This shawl will soon be on it's way to Waterloo, Ontario to be used as a sample display piece.  My original silver dragon shawl was the display piece during fibre fairs until I moved it with me to Winnipeg.

If you want your own... feel free to go knit one :) First you'll want to order some Montague yarn because it's divine.

Thursday, June 5, 2014

Over the years

This story starts in the early spring of 2011. It was April. Not quite Earth Day. I was new to spinning. I had my own spindle from Knit Picks (after borrowing a friend's top whorl for my second attempt) and some pretty fibre from ToPly FIbre Arts on Etsy.

I still remember how proud I was of those first "nests" of singles off the Turkish spindle.

 Plied it up. Loosely. I didn't know better.

Then I was eager to knit it! Started a project as soon as I had some 2ply to work with, while still spinning the remaining fibre.

I was in love. It was looking amazing. I mean, look at those colours.  Everything seemed to be going well...
... except design idea was a flop. It didn't do what I wanted. In retrospect, it needed short rows, but I was still pretty new at knitting... I don't think I knew of short rows yet. Well, maybe for sock heels.

After whipping through the spinning and knitting in a few days, I found myself frogging on Earth Day, which was the opposite of my intentions.

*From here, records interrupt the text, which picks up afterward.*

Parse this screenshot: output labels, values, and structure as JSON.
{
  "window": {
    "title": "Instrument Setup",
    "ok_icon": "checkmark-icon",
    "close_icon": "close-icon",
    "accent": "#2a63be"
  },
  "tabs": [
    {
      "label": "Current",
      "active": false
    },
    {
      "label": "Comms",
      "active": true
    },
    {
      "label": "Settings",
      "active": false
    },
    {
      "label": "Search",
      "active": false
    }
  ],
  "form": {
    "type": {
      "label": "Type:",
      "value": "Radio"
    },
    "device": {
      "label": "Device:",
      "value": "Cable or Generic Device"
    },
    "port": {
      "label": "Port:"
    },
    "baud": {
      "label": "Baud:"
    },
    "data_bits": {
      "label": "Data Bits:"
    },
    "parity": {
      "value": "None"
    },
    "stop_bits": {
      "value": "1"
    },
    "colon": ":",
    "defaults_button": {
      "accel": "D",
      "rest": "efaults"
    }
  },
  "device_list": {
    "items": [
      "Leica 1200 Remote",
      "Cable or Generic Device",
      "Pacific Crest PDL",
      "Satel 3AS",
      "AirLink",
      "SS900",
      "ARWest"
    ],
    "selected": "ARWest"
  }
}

New project idea emerged soon after in May 2011. Start from the center and see where it goes. I started with a cute doily pattern online. That part of the pattern uses spaced increases.

Then I worked a spiral stitch stitch after switching to the 'pi' method of doubling stitches every so often.
Again, I was loving it.
And then I ran out of yarn. It was inevitable, I knew.
Thought of spinning up some Romni I had, but it wasn't a good match in fibre or colour.
Clearly the obvious solution was to order more BFL from ToPly Fibre Arts. This time I got plenty of fibre - 8oz (started with 4oz).  I chose a colourway I thought could blend with what I had. Thus Earth Day met Snowy Pines.

By this time I'd started expending my collection of Turkish spindles and I had a pretty blue medium sized spindle from Thomas Creations to play with.

And then disaster hit.  I was happily spinning. Excited to be working on the project again. It was spring of 2012 by now. I was pregnant with twins and had quite a few ultrasounds to monitor them.  During one such visit, my spindle, what fibre I'd spun, and the bit I'd had with me to spin up disappeared.  All I know for certain is it was in my car before the appointment and I couldn't find it when I got back to the car. Did it fall out? I looked, checked various places someone might turn it in near by, posted on lost & found lists.
ANYHOW, (I shall not go down that rabbit hole again), the short of it is I was so upset the entire project was set aside again for a long while.  I don't even know how much fibre/spinning I lost.

Another 2 years later, winter of 2013/4 I finally started spinning again.

And then after that first adorable ball was plied (loosely to match the original yarn) I looked at the large pile of fibre remaining... and took a brief break again for other projects... and then I got a spinning wheel and eventually pulled out the remaining fibre spring of 2014 (3 years after starting this all), whipped it up, and got back to work on the knitting!

After the spirals, the circle turned into a square with the help of short rows. And then a modified candle pattern finished the edge. I had just enough to complete the lace pattern, so that answered my question of what would follow.

Bound off 3/4 of the lap-sized blanket and ran out of yarn! Picked up the stitches again. Considered a sewn BO to save yarn, but that was a long thread! (I did measure/estimate I had plenty for the BO.)  Chose to work a simpler YO BO method that used less yarn than my original attempt. This time I got to within 20 stitches of the end... and sought out some almost-matching yarns in the form of two fingering weights held double.

June 3 I blocked that baby on the shady deck.

Thank goodness for blocking wires for a nice straight edge.

That's my new snuggly blanket. Mine. It was a long term project, but so much fun to play with the fibre and make up the pattern as I went.  I love the sheen of BFL and how soft and cozy it is.